In other words, things are going well for Harmon and Giaritta. Which is nice, because that move to Portland was motivated not just by hiking and other good bands.
“The reason we moved here was to see what we could do and to see how far we could take this,” Harmon said. “So as far as we can go, that’s what we’re in it for. We’ve learned not to set deadline expectations, because sometimes things really surprise you, and then other times it takes a lot longer to sort of get to a level that you’re looking for. But we’ve been really pleasantly surprised and excited about how quickly we’ve been able to progress here.”
Elsewhere in this week’s music section: Jerry Joseph brings his Jackmormons back to town, the a cappella group Sonos plays a Mother’s Day show, Alasdair Fraser and Natalie Haas are at the Tower Theatre, Inimica and Thorns of Creation lead a bill of local metal, McMenamins Old St. Francis School hosts Casey Neill & the Norway Rats, and The Parental Advisory Tour brings Nashville Pussy, Green Jelly, Psychostick and more to Bend. Plus, an update on Last Band Standing, and there’s always more in our complete music listings.
Bend faves Head for the Hills return to town to play their biggest gig yet, a headlining slot at the Domino Room.
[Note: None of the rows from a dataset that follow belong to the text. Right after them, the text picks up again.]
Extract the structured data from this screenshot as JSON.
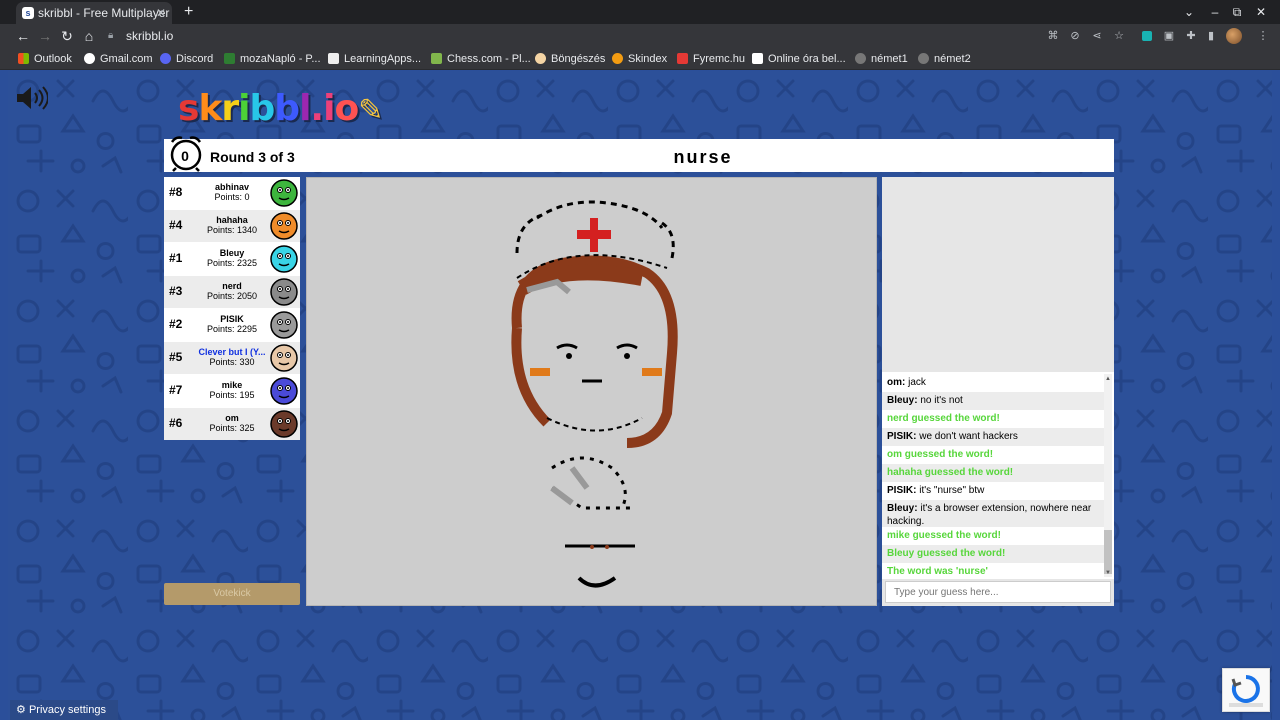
{
  "browser": {
    "tab_title": "skribbl - Free Multiplayer",
    "url": "skribbl.io",
    "bookmarks": [
      "Outlook",
      "Gmail.com",
      "Discord",
      "mozaNapló - P...",
      "LearningApps...",
      "Chess.com - Pl...",
      "Böngészés",
      "Skindex",
      "Fyremc.hu",
      "Online óra bel...",
      "német1",
      "német2"
    ]
  },
  "game": {
    "logo": "skribbl.io",
    "timer": "0",
    "round": "Round 3 of 3",
    "word": "nurse",
    "votekick_label": "Votekick"
  },
  "players": [
    {
      "rank": "#8",
      "name": "abhinav",
      "points": "Points: 0",
      "color": "#3db53d"
    },
    {
      "rank": "#4",
      "name": "hahaha",
      "points": "Points: 1340",
      "color": "#f08c2a"
    },
    {
      "rank": "#1",
      "name": "Bleuy",
      "points": "Points: 2325",
      "color": "#39d4e6"
    },
    {
      "rank": "#3",
      "name": "nerd",
      "points": "Points: 2050",
      "color": "#8a8a8a"
    },
    {
      "rank": "#2",
      "name": "PISIK",
      "points": "Points: 2295",
      "color": "#9a9a9a"
    },
    {
      "rank": "#5",
      "name": "Clever but I (Y...",
      "points": "Points: 330",
      "color": "#e8c8a8"
    },
    {
      "rank": "#7",
      "name": "mike",
      "points": "Points: 195",
      "color": "#4a4ad8"
    },
    {
      "rank": "#6",
      "name": "om",
      "points": "Points: 325",
      "color": "#6b3a2a"
    }
  ],
  "chat": [
    {
      "user": "om:",
      "text": " jack",
      "type": "normal"
    },
    {
      "user": "Bleuy:",
      "text": " no it's not",
      "type": "normal"
    },
    {
      "user": "",
      "text": "nerd guessed the word!",
      "type": "green"
    },
    {
      "user": "PISIK:",
      "text": " we don't want hackers",
      "type": "normal"
    },
    {
      "user": "",
      "text": "om guessed the word!",
      "type": "green"
    },
    {
      "user": "",
      "text": "hahaha guessed the word!",
      "type": "green"
    },
    {
      "user": "PISIK:",
      "text": " it's \"nurse\" btw",
      "type": "normal"
    },
    {
      "user": "Bleuy:",
      "text": " it's a browser extension, nowhere near hacking.",
      "type": "normal"
    },
    {
      "user": "",
      "text": "mike guessed the word!",
      "type": "green"
    },
    {
      "user": "",
      "text": "Bleuy guessed the word!",
      "type": "green"
    },
    {
      "user": "",
      "text": "The word was 'nurse'",
      "type": "green"
    }
  ],
  "guess_placeholder": "Type your guess here...",
  "privacy_label": "Privacy settings"
}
My colleague Alandra Johnson talked to bassist Matt Loewen to find out how working with a very famous producer affected the band’s new, self-titled album.
The album also marked the first time the band worked with producer Drew Emmitt of Boulder jam band Leftover Salmon.
“He’s an incredible musician and a really great singer,” said Loewen.
The band also found Emmitt was skilled at helping them get the live feeling they all wanted to achieve on the new album.
Loewen said Emmitt had the ability to “hone in on that energy and sound.”
You really should read the whole thing right here.
Also in this week’s music section: the heavy, industrial rock of Powerman 5000 returns to Bend, local metal combo Kleverkill plays a CD-release show, California pop band Lakes headlines the Blues Amuse and Brews fundraiser, the new Jade’s Jazz Lounge celebrates its grand opening in La Pine, the Central Oregon Songwriters Association holds its annual Song of the Year show, and an update on the big Last Band Standing battle happening each Thursday at Boondocks. And you can always find much more in our complete music listings.